## What you should do
What is the number of lines in these records that hold the word "selected"? Reply with that number alone.

## Input
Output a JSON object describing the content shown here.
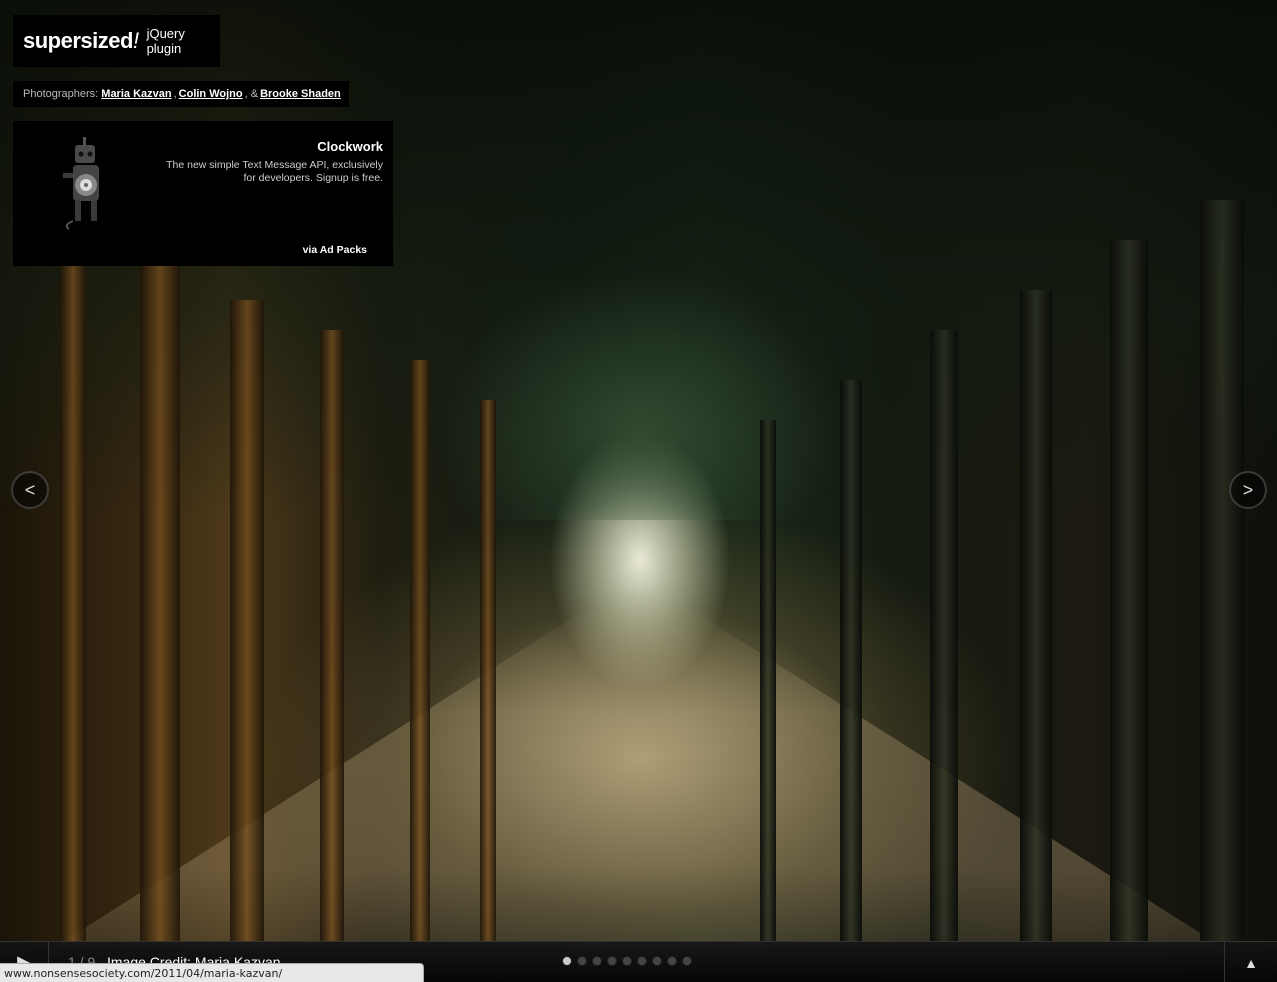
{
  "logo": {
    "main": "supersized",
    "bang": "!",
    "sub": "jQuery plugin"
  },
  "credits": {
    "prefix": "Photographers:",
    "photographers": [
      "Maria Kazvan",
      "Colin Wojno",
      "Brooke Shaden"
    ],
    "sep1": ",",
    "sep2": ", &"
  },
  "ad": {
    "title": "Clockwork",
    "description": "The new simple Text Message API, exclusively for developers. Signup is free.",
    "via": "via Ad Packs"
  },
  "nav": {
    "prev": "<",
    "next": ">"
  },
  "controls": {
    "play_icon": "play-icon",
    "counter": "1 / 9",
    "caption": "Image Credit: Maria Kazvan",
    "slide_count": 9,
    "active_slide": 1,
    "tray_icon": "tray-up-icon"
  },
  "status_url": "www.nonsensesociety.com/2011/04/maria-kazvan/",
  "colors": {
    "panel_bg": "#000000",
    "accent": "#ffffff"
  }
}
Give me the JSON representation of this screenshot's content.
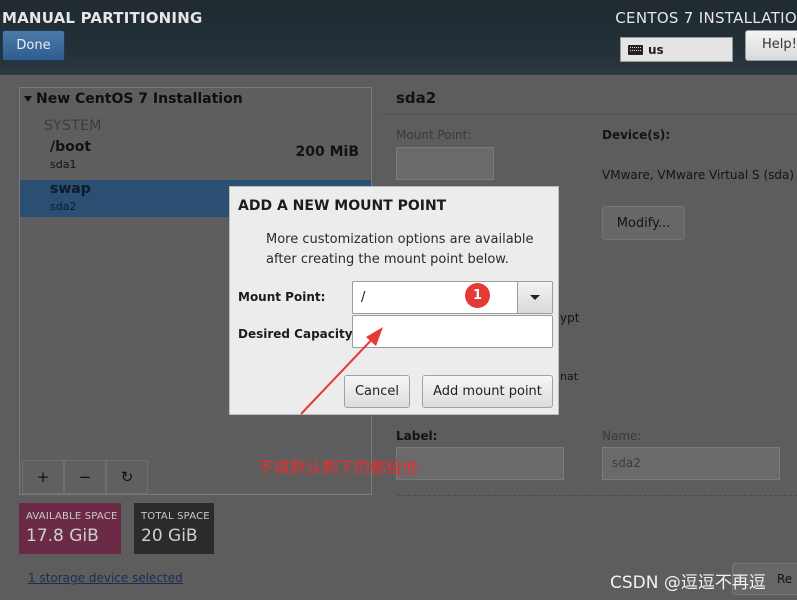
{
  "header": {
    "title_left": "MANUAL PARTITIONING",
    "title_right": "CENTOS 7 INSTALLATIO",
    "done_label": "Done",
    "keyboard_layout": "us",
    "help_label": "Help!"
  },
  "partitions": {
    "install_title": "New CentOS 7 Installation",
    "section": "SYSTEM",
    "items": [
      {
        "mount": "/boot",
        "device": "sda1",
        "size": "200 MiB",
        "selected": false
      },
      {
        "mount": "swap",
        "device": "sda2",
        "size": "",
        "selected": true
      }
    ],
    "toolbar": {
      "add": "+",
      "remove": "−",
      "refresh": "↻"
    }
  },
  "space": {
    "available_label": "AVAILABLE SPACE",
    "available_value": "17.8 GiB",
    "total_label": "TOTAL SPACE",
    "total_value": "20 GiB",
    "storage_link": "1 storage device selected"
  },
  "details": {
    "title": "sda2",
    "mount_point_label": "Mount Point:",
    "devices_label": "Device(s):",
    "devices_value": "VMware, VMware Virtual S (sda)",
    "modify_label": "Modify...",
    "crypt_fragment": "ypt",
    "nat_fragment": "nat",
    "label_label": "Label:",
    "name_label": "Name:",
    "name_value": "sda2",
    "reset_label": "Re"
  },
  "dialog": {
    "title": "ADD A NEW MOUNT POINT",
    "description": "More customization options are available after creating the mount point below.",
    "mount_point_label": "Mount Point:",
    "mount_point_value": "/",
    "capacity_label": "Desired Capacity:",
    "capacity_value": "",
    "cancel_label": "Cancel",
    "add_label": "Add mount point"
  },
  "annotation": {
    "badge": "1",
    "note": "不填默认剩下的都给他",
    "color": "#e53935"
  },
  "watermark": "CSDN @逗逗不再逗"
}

## Final answer
3